Last Saturday night, Oct. 12, unknown vandals uprooted 40 of the crosses, broke them and stacked them in two piles, according to parishioners later observing the scene. Two other signs reading “Stop surgical abortions” were stolen.

In response, parishioners will hold a Rosary Rally for Life Saturday, Oct. 19 at 12 noon at the intersection of Durham and Cold Spring Creamery roads in Doylestown, where the crosses had been placed.

Everyone from the region is invited to attend the public witness to the sanctity of life and respect for religious freedom.

Last week’s incident was only the most recent of what the parish’s pastor, Msgr. Joseph Gentili, described as a “new wave of hate crimes” in the past two weeks.

The parish’s outdoor sign for its Rite of Christian Initiation of Adults (RCIA) — an educational process in which people learn more about the Catholic faith often in preparation to be baptized or to join in full communion with the church — was vandalized.

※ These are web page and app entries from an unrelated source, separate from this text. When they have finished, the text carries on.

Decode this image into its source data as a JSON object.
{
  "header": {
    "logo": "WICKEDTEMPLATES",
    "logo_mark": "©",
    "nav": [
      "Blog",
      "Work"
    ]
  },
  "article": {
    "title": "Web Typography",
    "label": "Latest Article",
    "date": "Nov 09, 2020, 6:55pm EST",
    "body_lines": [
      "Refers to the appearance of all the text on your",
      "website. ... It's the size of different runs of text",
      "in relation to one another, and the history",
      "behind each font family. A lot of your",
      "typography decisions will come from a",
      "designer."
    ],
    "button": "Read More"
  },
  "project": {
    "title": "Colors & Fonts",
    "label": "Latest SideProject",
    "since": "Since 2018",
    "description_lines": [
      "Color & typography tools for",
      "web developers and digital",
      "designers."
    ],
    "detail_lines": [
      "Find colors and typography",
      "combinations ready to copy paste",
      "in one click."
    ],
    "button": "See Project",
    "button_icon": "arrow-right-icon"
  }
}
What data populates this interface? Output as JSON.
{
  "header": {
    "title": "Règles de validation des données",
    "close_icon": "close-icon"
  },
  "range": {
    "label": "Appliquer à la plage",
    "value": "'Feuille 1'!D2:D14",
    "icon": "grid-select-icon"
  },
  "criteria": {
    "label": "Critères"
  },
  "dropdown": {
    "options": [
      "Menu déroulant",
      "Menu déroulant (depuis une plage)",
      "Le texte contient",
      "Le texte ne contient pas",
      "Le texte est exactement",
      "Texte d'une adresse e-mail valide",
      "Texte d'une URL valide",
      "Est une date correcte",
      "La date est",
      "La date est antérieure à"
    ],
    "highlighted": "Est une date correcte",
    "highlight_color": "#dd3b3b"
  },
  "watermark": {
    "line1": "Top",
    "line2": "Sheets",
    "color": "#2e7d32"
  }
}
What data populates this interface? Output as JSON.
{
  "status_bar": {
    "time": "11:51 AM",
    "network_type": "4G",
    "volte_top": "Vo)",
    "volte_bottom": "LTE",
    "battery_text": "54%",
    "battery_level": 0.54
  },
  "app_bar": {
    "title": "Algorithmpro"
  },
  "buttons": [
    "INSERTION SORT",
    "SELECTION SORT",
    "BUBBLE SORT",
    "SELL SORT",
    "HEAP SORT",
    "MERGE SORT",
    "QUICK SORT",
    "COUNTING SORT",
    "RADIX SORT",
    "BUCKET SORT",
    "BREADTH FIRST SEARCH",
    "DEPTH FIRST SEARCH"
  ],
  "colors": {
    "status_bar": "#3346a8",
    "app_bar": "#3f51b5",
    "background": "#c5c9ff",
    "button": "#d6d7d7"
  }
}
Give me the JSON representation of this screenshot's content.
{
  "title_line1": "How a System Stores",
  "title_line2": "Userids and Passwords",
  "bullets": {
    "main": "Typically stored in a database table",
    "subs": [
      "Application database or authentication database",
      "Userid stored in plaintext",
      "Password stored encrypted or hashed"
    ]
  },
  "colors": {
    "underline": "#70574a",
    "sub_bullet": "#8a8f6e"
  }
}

In his letter to parishioners dated Oct. 14, Msgr. Gentili informed them of the crimes and his intention to work with Buckingham Township police to bring the perpetrators to justice. He said both incidents have been filed “as a hate crime, in addition to trespassing and destruction of property,” he wrote. “I can assure you that should the perpetrator(s) be caught, they will be held accountable to the fullest extent of the law.”

The pastor said the parish had recently installed more than 40 security cameras on its campus.

He pledged that the display of crosses would be installed again “as soon as possible and will be displayed until the end of the month,” as has been done in previous years.

Our Lady of Guadalupe Parish, Msgr. Gentili wrote, has a “simple and poignant message to express our respect for human life and to urge others to join with us in bringing the tragedy of abortion to an end.”

That message, he said, “apparently is not appreciated nor shared by some others in our local community. Be that as it may be, it is sad and lamentable that we continue to struggle for the right to live and express ourselves in a democratic society that is supposed to take pride in basic and fundamental freedoms.”